and added a "living" fence — natural material planted to define their yard. They added a
unique cedar fence on one side of their backyard that is made from cedar offcuts
collected from the outside edge of fallen trees. These cuts usually are shredded for wood
The next phase of the home transformation is to install a solar hot water heating system
that will be tied into the radiant heat. The couple is confident the new rooftop solar panels
can blend inconspicuously on their older home. They chose dark composite roofing
material for that reason.
Kingsley and Debenham are also excited to generate clean, non-polluting renewable
energy. Oregon's sunshine varies substantially with the season, but the sun in Northwest
Oregon can readily supply 40 to 50 percent of the typical family's water heating needs in
The Oregon Office of Energy offers residents a tax credit for installing solar water
heating or solar electric systems in their homes. The tax credit is based on the system
performance and is a maximum of $1,500.
The couple chose premium efficiency appliances for their home. Their Bosch dishwasher
uses less electricity and water and is very quiet. It qualifies for a $230 tax credit from the
Oregon Office of Energy because it is at least 20 percent more efficient than the federal
standard and saves approximately 700 to 800 gallons of water per year.
They purchased a new clothes washer is a front-loading Kenmore that also uses less
electricity, water, and detergent and reduces drying time because of its improved spin
cycle. It, too, qualifies for a tax credit.
When the couple was able to move into the home in December of 2001, they had an open
house for contractors, their Waverly Heights neighbors and friends who helped work on
the home during its nine-month transformation.
"It's been fun," Kingsley said. "We've met some great people."
And, in the process, an eyesore of the neighborhood got transformed to show off its
The Oregon Department of Energy manages the Residential Energy Tax Credit Program.
Following is a list of the energy efficient products/technologies that are eligible for a tax
credit. For more information visit our Web site at www.energy.state.or.us or call 1-800-
Heating and Air Conditioning Systems
Air Conditioning Systems
Combo Space and Water Heating Systems
Furnaces and Boilers
Heat Pump Systems
Heat Recovery and Energy Recovery Ventilation System

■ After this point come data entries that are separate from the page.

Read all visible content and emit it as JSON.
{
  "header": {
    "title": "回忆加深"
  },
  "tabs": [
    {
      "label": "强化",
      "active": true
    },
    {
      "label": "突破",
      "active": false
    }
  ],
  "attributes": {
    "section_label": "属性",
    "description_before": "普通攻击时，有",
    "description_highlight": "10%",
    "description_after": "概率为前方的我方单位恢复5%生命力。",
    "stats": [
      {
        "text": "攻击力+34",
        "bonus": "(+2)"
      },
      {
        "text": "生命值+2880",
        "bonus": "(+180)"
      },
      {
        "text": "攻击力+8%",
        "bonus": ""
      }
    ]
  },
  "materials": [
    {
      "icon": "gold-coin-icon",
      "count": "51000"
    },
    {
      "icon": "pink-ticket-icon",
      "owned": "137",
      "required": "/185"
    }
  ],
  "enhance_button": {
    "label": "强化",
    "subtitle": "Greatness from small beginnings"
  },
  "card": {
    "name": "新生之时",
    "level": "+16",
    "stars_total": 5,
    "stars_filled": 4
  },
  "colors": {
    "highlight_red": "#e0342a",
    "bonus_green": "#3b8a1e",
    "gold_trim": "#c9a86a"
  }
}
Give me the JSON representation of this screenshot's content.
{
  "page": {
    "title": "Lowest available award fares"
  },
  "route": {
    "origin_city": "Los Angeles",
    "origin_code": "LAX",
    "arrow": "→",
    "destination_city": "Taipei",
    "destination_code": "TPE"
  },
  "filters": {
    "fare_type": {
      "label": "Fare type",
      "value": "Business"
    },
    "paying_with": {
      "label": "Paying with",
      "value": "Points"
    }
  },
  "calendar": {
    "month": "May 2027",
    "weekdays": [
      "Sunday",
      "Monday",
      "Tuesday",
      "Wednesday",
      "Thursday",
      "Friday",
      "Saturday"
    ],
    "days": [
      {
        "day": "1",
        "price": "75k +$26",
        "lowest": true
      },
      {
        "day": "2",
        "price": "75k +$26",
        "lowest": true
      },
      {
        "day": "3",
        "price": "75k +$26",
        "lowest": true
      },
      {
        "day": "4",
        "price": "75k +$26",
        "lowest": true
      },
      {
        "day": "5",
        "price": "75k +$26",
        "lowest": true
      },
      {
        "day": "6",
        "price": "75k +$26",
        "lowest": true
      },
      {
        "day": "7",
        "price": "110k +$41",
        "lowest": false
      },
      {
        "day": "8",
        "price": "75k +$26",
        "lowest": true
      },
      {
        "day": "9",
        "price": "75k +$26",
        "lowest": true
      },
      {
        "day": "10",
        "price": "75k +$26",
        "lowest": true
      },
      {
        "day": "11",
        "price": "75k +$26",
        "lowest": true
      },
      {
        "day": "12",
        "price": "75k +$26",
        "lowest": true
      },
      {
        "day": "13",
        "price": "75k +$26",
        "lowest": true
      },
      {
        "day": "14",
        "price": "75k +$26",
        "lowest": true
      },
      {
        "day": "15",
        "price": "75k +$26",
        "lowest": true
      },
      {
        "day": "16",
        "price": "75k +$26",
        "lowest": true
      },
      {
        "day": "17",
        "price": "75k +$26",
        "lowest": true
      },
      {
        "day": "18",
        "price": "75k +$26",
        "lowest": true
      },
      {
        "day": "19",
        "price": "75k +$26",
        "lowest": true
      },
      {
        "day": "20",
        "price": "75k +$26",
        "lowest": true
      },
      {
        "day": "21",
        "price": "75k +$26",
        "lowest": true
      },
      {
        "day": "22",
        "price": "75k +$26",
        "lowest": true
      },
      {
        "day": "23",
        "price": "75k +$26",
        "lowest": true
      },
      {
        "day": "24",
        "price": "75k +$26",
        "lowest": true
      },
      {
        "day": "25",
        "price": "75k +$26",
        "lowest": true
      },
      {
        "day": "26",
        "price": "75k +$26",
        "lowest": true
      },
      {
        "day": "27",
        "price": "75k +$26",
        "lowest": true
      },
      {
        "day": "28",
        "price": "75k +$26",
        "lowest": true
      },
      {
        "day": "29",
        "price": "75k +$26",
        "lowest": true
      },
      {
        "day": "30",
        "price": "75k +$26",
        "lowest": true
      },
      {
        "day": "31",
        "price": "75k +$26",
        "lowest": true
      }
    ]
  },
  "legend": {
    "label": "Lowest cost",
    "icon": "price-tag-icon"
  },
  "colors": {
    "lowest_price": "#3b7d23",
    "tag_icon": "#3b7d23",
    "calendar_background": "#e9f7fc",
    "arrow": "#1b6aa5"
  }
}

Geothermal Space Heating/Ground-source Heat Pumps
Solar Water Heating
Solar Electric Systems (Photovoltaic)
Solar Space Heating
Wastewater Heat Recovery
Combo Space and Water Heating Systems
Solar Water Heating